There is No Current Certification for Advocates
Currently, there are no educational requirements for an individual to serve as an advocate, nor are there federal or state guidelines to inform the practice of “special education advocacy”.
There is no regulation or licensing of advocates so there are no guidelines other than your personal standards of competence.
These efforts address the needs of families and professionals for special education advocacy training.
W & M Law School Institute of Special Education Advocacy (ISEA). Intensive 5 day training in special education advocacy for experienced advocates, law students, new attorneys, and attorneys who are new to special education law.
COMPASS Family Center at University of San Diego, in collaboration with USD’s Special Education Legal Clinic and the Division of Continuing Education, has developed the Special Education Advocacy Certificate Program.
COPAA Special Education Advocate Training (SEAT), a year-long course that provides participants with training to become a special education advocate.
Here is What You Need to Learn
You will need to:
Here is Available Training
Wrightslaw Special Education Law and Advocacy Training
Wrightslaw offers a variety of special education law and advocacy programs taught by nationally-recognized experts in the field of special education law and advocacy. Our goal is to provide individuals with the knowledge and skills to advocate effectively for children with disabilities. Find the complete training schedule here.
Wrightslaw multi-media Training Programs on CD-ROM are available 24/7 - wherever you live, whenever you want. Work at your own pace. Eliminate distractions and schedule your study periods at times that meet your needs.
Training from the your Parent Training and Information Center
Check the Parent Information Center (PIC) directory for the PTIC in your state.
The PIC training requires you to volunteer with PIC for a period of time.
Join the Council of Parent Attorneys and Advocates
Become a member of the COPAA listserv and read all the posts. Over time, you will get an understanding of the difference between good advice and bad advice, a poor resource or a good one.
Tip: Don’t post on the listserv for a while, just read. See if solutions you have would have made sense when compared to the solutions you see posted. Make note of the resources you see posted by other members.
Here is Your Reading List
For starters read all of these
Read your state Special Education Regulations. You can order a copy or download a copy online from your State Department of Education.
Read the information posted on these websites
Department of Education for your state
Monitor these websites for conferences
Join the state chapters of the national organizations and read the newsletters
Check your state directory of organizations on the Yellow Pages for Kids.
This is a good booklist: The Advocates Bookstore
Subscribe to all the free education newsletters you come across.
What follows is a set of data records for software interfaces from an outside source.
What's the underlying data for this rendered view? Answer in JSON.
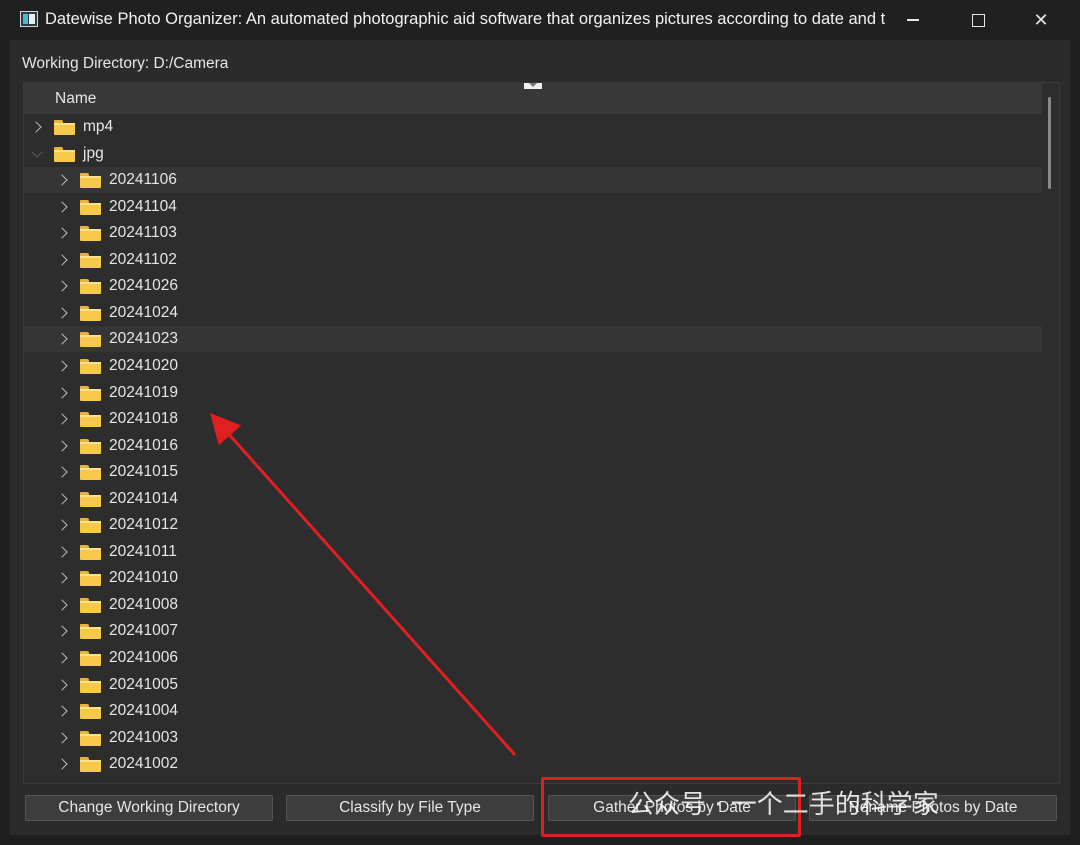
{
  "window": {
    "title": "Datewise Photo Organizer: An automated photographic aid software that organizes pictures according to date and ti..."
  },
  "working_directory": "Working Directory: D:/Camera",
  "tree": {
    "header": "Name",
    "root_items": [
      {
        "label": "mp4",
        "expanded": false
      },
      {
        "label": "jpg",
        "expanded": true
      }
    ],
    "jpg_children": [
      "20241106",
      "20241104",
      "20241103",
      "20241102",
      "20241026",
      "20241024",
      "20241023",
      "20241020",
      "20241019",
      "20241018",
      "20241016",
      "20241015",
      "20241014",
      "20241012",
      "20241011",
      "20241010",
      "20241008",
      "20241007",
      "20241006",
      "20241005",
      "20241004",
      "20241003",
      "20241002"
    ],
    "highlighted_rows": [
      "20241106",
      "20241023"
    ]
  },
  "buttons": {
    "change_dir": "Change Working Directory",
    "classify": "Classify by File Type",
    "gather": "Gather Photos by Date",
    "rename": "Rename Photos by Date"
  },
  "annotation": {
    "watermark": "公众号 · 一个二手的科学家",
    "accent_color": "#e02020"
  }
}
You can start with these: Free Newsletters
Go to Free Publications to download information.
As you do these things you will come across other books and websites that can provide valuable information.
You'll Know You Are Ready When...
...you get to the point where a parent comes to you and you know what to do and how to do it.
Then you are ready to work as an advocate. But keep up your reading and education.
Good Luck ,
Meet Sue Whitney
In Doing Your Homework, she
writes about reading, research based instruction, No Child Left Behind, and
strategies for using federal education standards to advocate for
and to improve public schools. Her articles have been reprinted by SchwabLearning.org, EducationNews.org, Bridges4Kids.org, The Beacon: Journal of Special Education Law and Practice, the Schafer Autism Report, and have been used in CLE presentations to attorneys. Sue Whitney's bio.
Copyright © 2002-2014 by Suzanne Whitney.